Every line of the material that mentions the word "gave" should be copied out.
# # # #
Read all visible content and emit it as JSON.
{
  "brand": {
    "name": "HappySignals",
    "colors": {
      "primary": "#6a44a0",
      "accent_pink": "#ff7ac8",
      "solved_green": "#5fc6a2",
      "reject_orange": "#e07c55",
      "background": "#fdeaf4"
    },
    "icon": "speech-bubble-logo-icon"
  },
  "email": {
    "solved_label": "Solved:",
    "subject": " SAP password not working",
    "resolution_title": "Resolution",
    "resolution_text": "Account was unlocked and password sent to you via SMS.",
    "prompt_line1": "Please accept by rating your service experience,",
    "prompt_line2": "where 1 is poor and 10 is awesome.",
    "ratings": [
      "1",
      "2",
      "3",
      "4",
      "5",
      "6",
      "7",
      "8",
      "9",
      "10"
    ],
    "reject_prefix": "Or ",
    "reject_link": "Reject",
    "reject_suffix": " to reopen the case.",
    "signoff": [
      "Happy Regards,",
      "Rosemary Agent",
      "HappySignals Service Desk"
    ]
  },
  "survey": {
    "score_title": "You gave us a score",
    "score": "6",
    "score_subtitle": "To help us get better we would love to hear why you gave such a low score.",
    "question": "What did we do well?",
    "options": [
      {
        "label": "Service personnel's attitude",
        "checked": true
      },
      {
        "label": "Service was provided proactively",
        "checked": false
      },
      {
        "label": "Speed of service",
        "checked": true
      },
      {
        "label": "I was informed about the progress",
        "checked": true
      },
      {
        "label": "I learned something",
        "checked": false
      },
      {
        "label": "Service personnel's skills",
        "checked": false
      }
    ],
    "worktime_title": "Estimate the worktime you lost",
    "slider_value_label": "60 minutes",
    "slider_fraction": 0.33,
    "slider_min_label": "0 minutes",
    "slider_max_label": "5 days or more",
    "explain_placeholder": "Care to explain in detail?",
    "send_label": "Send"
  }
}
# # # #
◆ ANSWER TO THIS PROBLEM ◆
    "score_title": "You gave us a score",
    "score_subtitle": "To help us get better we would love to hear why you gave such a low score.",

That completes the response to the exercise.